However, there is a flip side to each of these coins; sometimes we just need to talk without everything we say being catalogued. Other times we need someone who will hear and consider every word. Sometimes we need someone to rip the Band-Aid off; sometimes we just need someone to tell us we are okay, no matter what. Sometimes we need someone to explain that the world doesn’t revolve around our feelings; sometimes we need someone to teach us how to be more respectful of ourselves and others. It’s all good and all necessary.
Even this recent election, which seems to have demonstrated some of us would prefer having a man with no experience in charge rather than a woman who was perhaps the most qualified candidate ever to run for President opposes a greater pattern that has been emerging in our attitudes towards leadership. Most of us have evolved enough to now accept that the bedrock of successful governance is always teamwork. No man (or woman) is an island and without the varied and various voices coming together, we are building a castle on sand.
There is no “right” without the left.
We are all, man or woman, part of a deeply interconnected species whose well-being depends on cooperation; it is the contrast in our energies that provides us with our clearest template for deciding who we are and what we want.
We need each other practically, spiritually and in toto.
Women don’t need men to open jars (unless we do, don’t judge!).
Women don’t need men to make decisions for us (EVER).
Women don’t need men to protect us (although we should ALL protect each other whenever possible).
Women need men to be ourselves. Without my son, I am not a mother. Without my Dad, I am not “a chip off the old block” (my Mom will back me up on this). Without my brother, I am not a punk (no really…no one else on the planet would describe me this way!).

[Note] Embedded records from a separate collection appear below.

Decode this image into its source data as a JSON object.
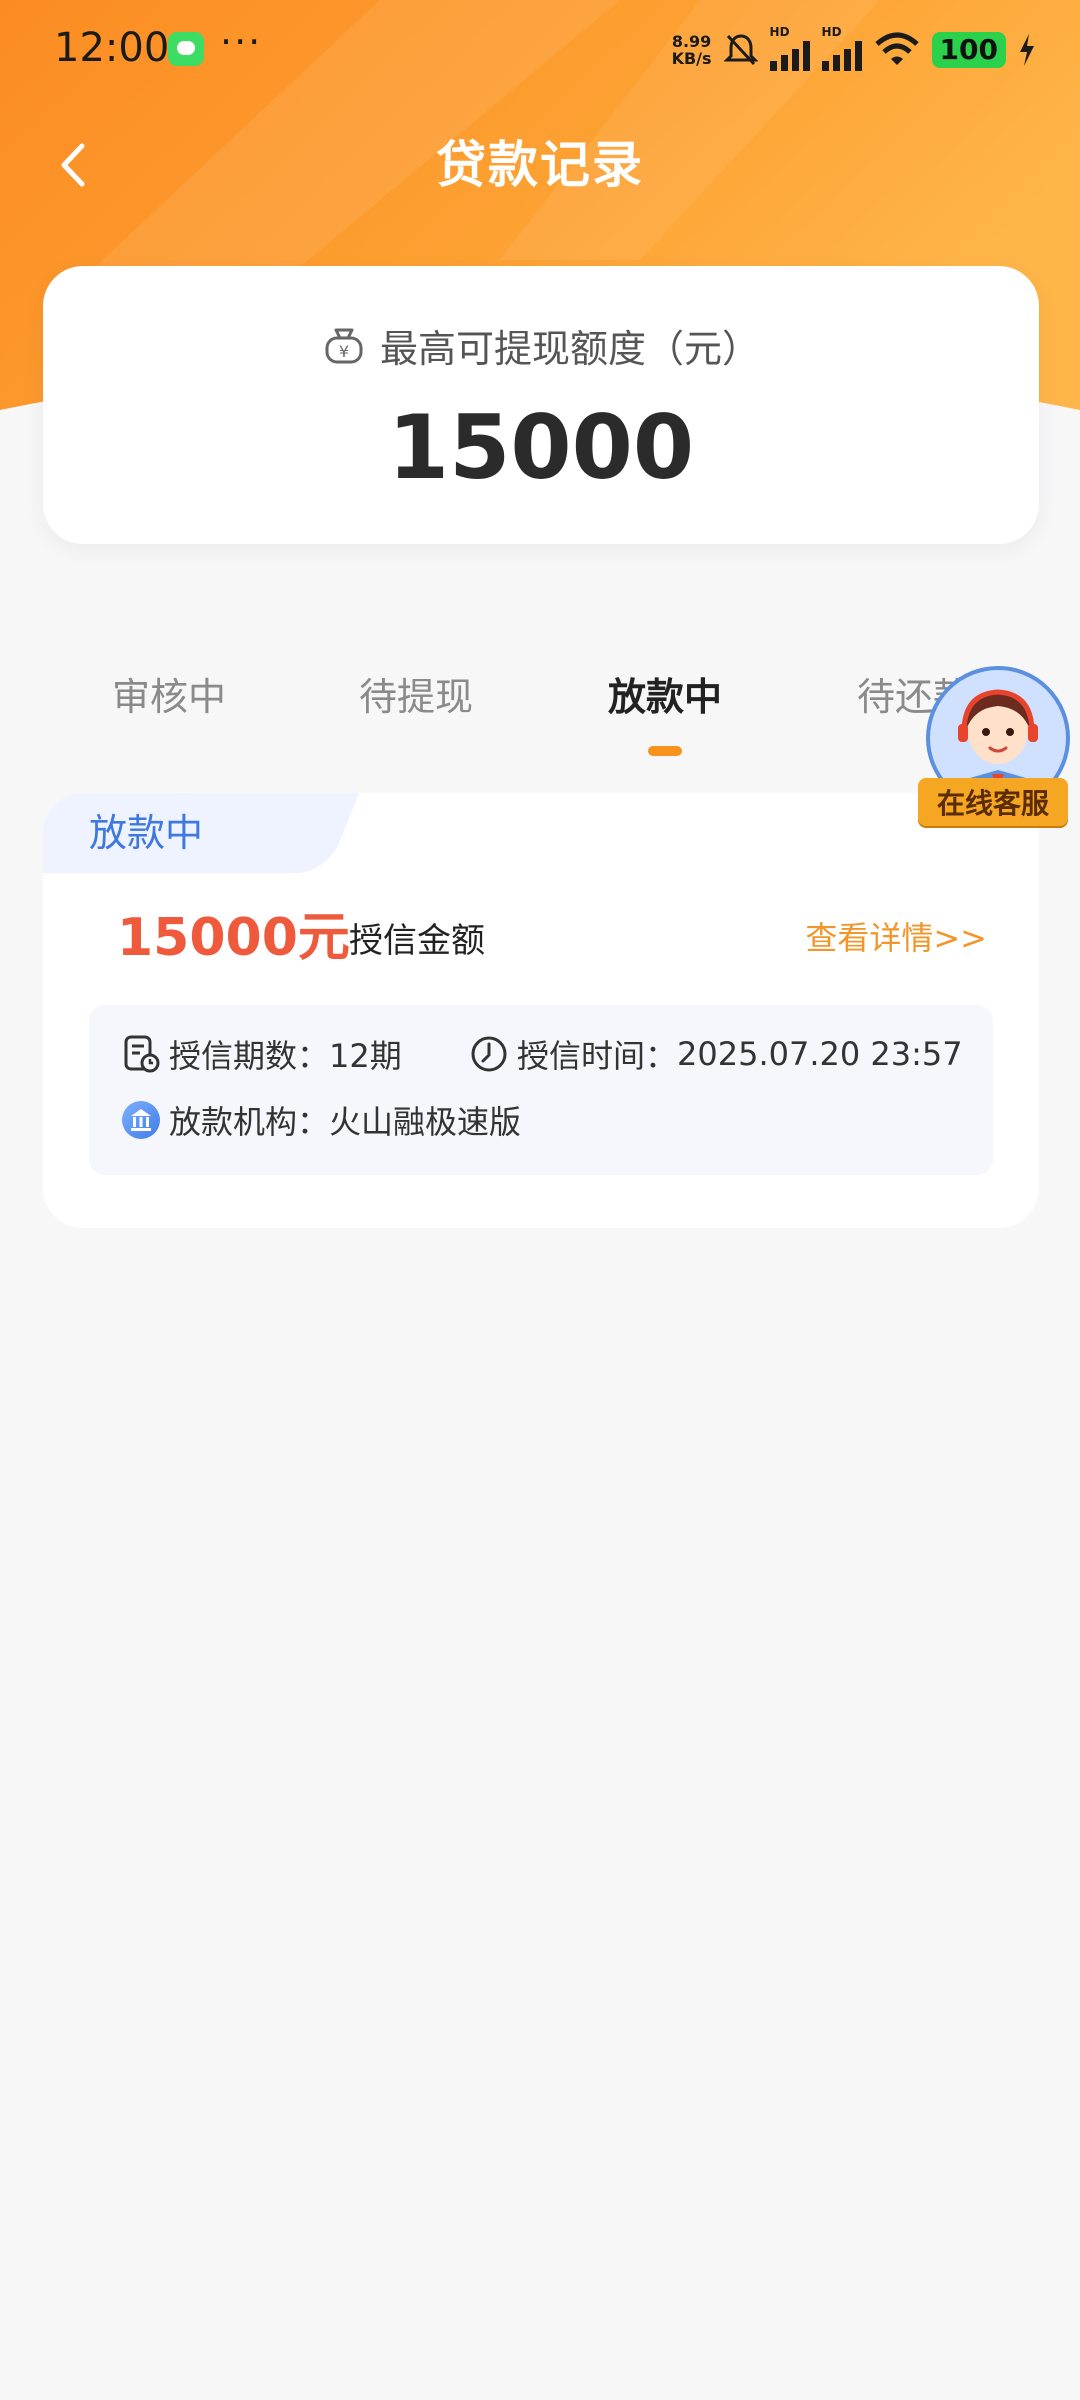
{
  "status_bar": {
    "time": "12:00",
    "more": "···",
    "net_speed_value": "8.99",
    "net_speed_unit": "KB/s",
    "sim1_label": "HD",
    "sim2_label": "HD",
    "battery": "100"
  },
  "header": {
    "title": "贷款记录"
  },
  "quota": {
    "label": "最高可提现额度（元）",
    "value": "15000"
  },
  "tabs": [
    {
      "label": "审核中"
    },
    {
      "label": "待提现"
    },
    {
      "label": "放款中"
    },
    {
      "label": "待还款"
    }
  ],
  "active_tab": "放款中",
  "loan": {
    "status": "放款中",
    "amount": "15000元",
    "amount_label": "授信金额",
    "detail_link": "查看详情>>",
    "period_label": "授信期数：",
    "period_value": "12期",
    "time_label": "授信时间：",
    "time_value": "2025.07.20 23:57",
    "institution_label": "放款机构：",
    "institution_value": "火山融极速版"
  },
  "customer_service": {
    "label": "在线客服"
  },
  "colors": {
    "header_orange": "#fb9a2a",
    "amount_red": "#f05a3c",
    "link_orange": "#f0962a",
    "tag_blue": "#3e78e0"
  }
}
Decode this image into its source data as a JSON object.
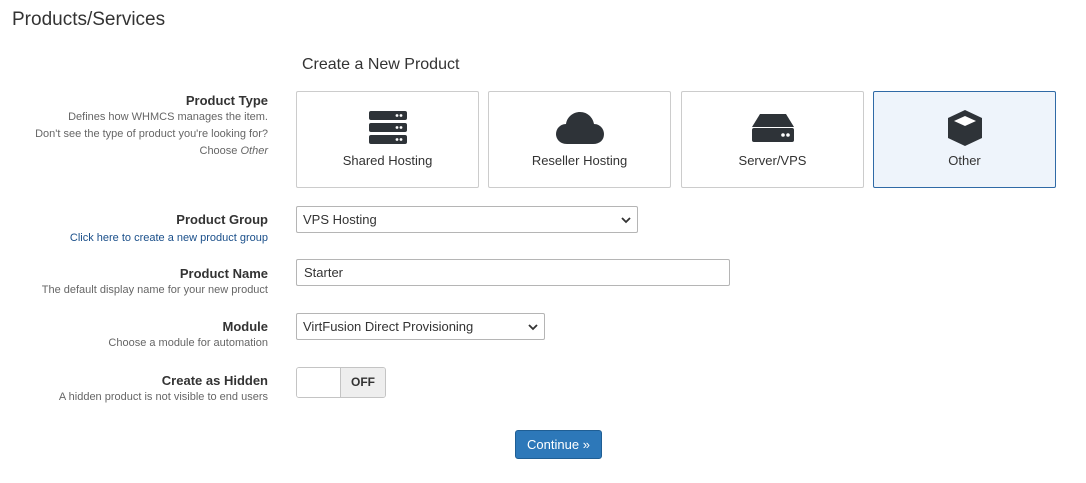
{
  "page": {
    "title": "Products/Services"
  },
  "form": {
    "heading": "Create a New Product",
    "product_type": {
      "label": "Product Type",
      "help_line1": "Defines how WHMCS manages the item.",
      "help_line2": "Don't see the type of product you're looking for?",
      "help_line3_prefix": "Choose",
      "help_line3_em": "Other",
      "options": [
        {
          "label": "Shared Hosting",
          "icon": "server-stack-icon",
          "selected": false
        },
        {
          "label": "Reseller Hosting",
          "icon": "cloud-icon",
          "selected": false
        },
        {
          "label": "Server/VPS",
          "icon": "hard-drive-icon",
          "selected": false
        },
        {
          "label": "Other",
          "icon": "cube-icon",
          "selected": true
        }
      ]
    },
    "product_group": {
      "label": "Product Group",
      "link": "Click here to create a new product group",
      "value": "VPS Hosting"
    },
    "product_name": {
      "label": "Product Name",
      "help": "The default display name for your new product",
      "value": "Starter"
    },
    "module": {
      "label": "Module",
      "help": "Choose a module for automation",
      "value": "VirtFusion Direct Provisioning"
    },
    "hidden": {
      "label": "Create as Hidden",
      "help": "A hidden product is not visible to end users",
      "state_label": "OFF"
    },
    "submit_label": "Continue »"
  },
  "colors": {
    "accent": "#2d78b9",
    "selected_card_bg": "#eef4fb",
    "icon": "#2e3338",
    "link": "#1a4f8a"
  }
}
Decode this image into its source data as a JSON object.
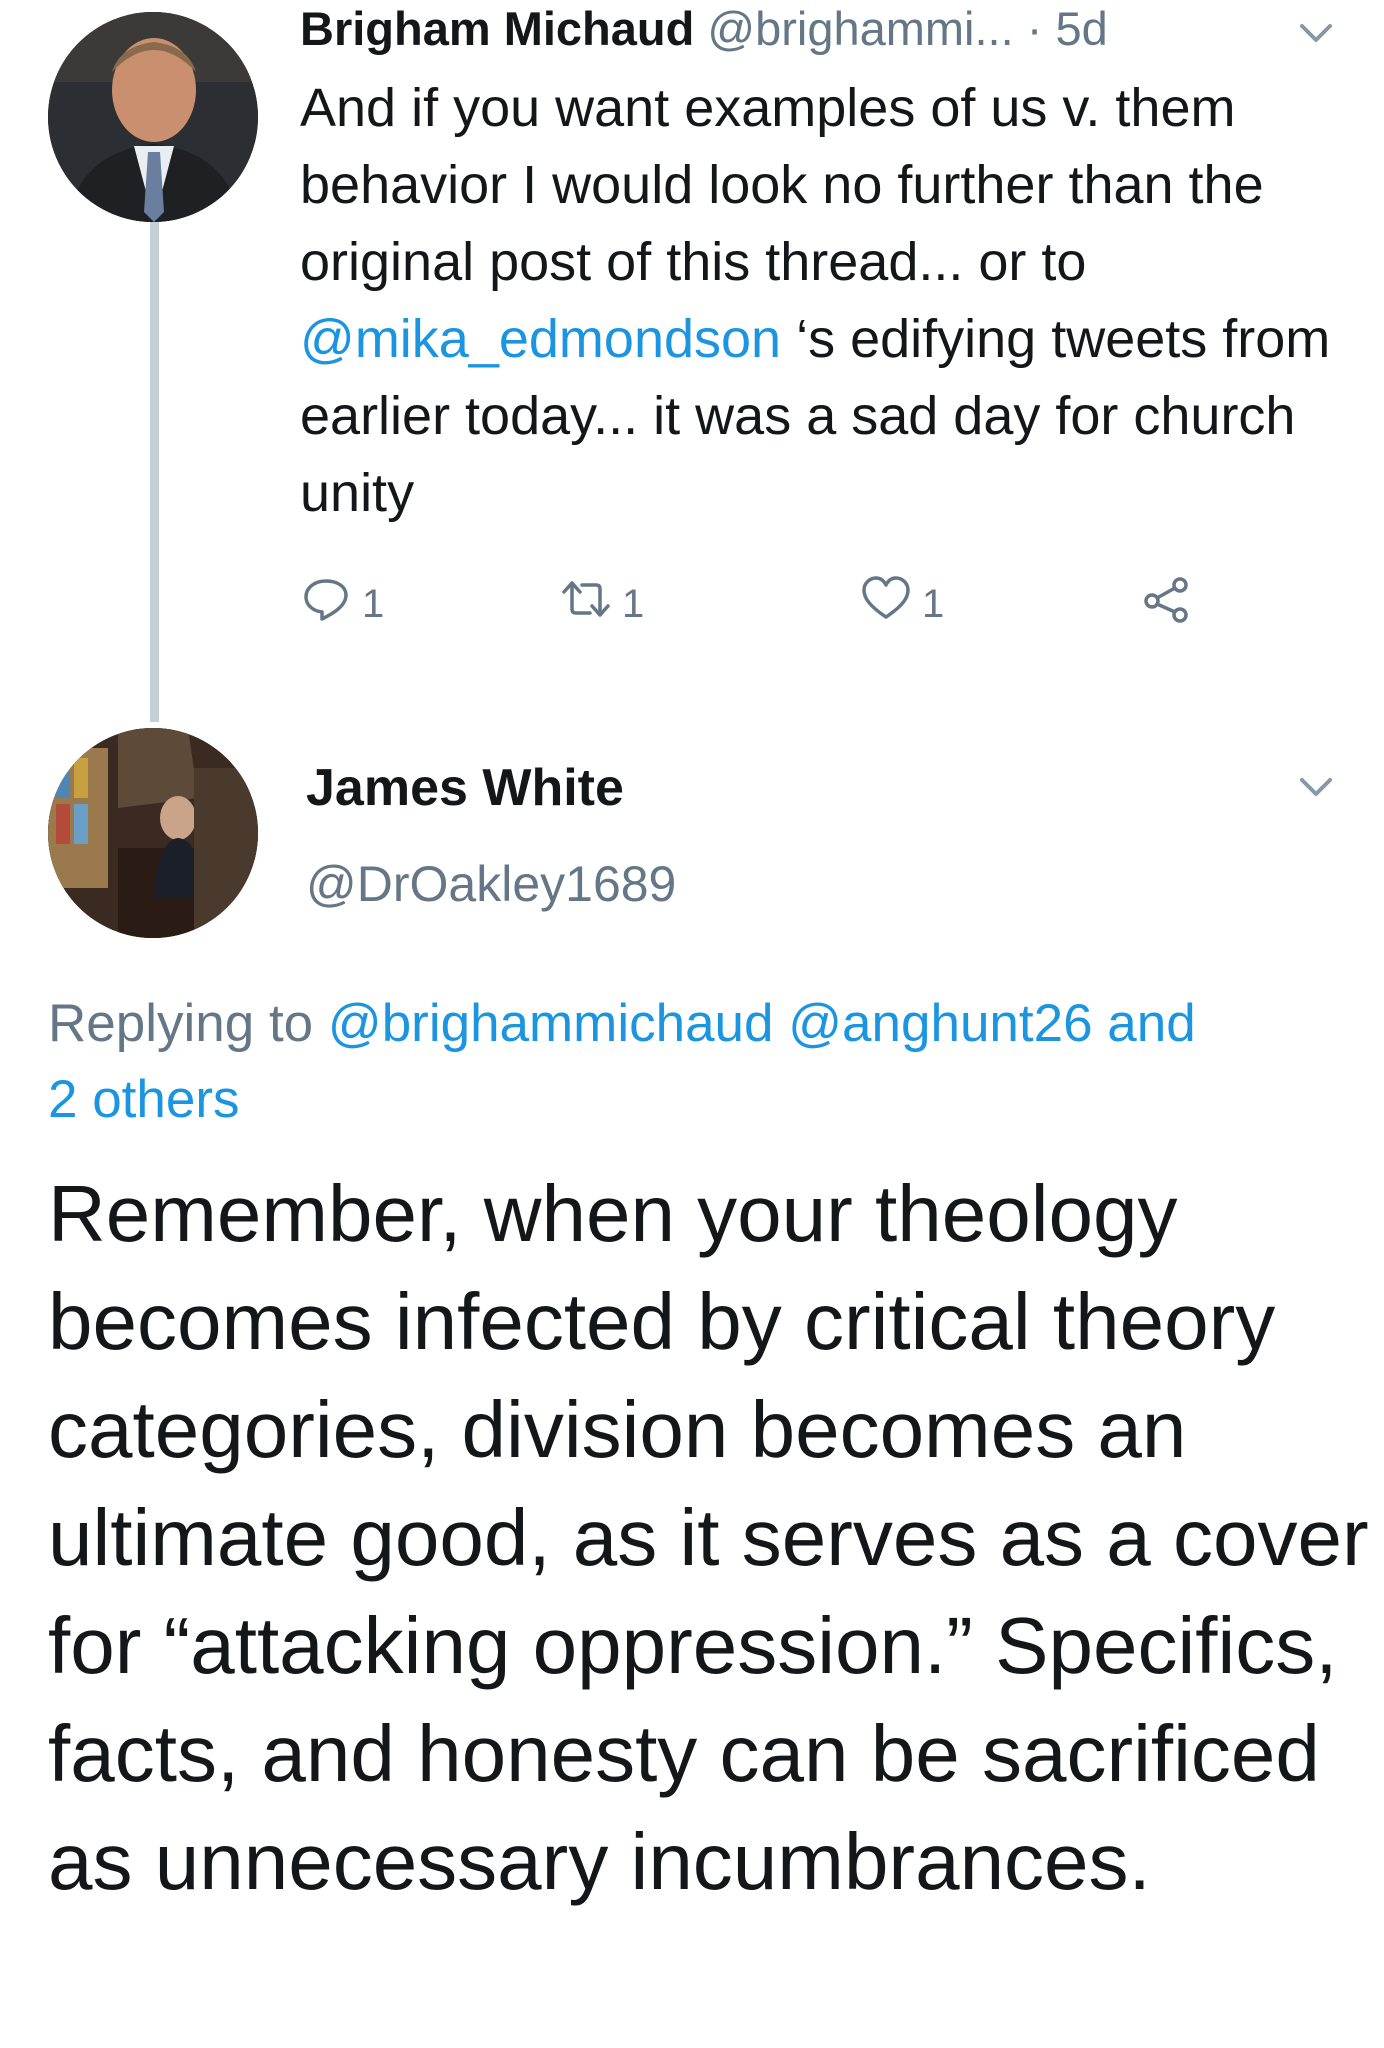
{
  "reply_tweet": {
    "display_name": "Brigham Michaud",
    "handle": "@brighammi...",
    "separator": "·",
    "timestamp": "5d",
    "body": {
      "part1": "And if you want examples of us v. them behavior I would look no further than the original post of this thread... or to ",
      "mention": "@mika_edmondson",
      "part2": " ‘s edifying tweets from earlier today... it was a sad day for church unity"
    },
    "actions": {
      "reply_count": "1",
      "retweet_count": "1",
      "like_count": "1"
    }
  },
  "main_tweet": {
    "display_name": "James White",
    "handle": "@DrOakley1689",
    "replying_prefix": "Replying to ",
    "reply_mention_1": "@brighammichaud",
    "reply_mention_2": "@anghunt26",
    "reply_mention_joiner": " and",
    "reply_others": "2 others",
    "text": "Remember, when your theology becomes infected by critical theory categories, division becomes an ultimate good, as it serves as a cover for “attacking oppression.” Specifics, facts, and honesty can be sacrificed as unnecessary incumbrances."
  },
  "colors": {
    "link": "#1b95e0",
    "secondary_text": "#657786",
    "thread_line": "#c4cfd6"
  },
  "icons": {
    "reply": "reply-icon",
    "retweet": "retweet-icon",
    "like": "heart-icon",
    "share": "share-icon",
    "caret": "chevron-down-icon"
  }
}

Without men, there are no women. And vice versa. And who would want it any other way?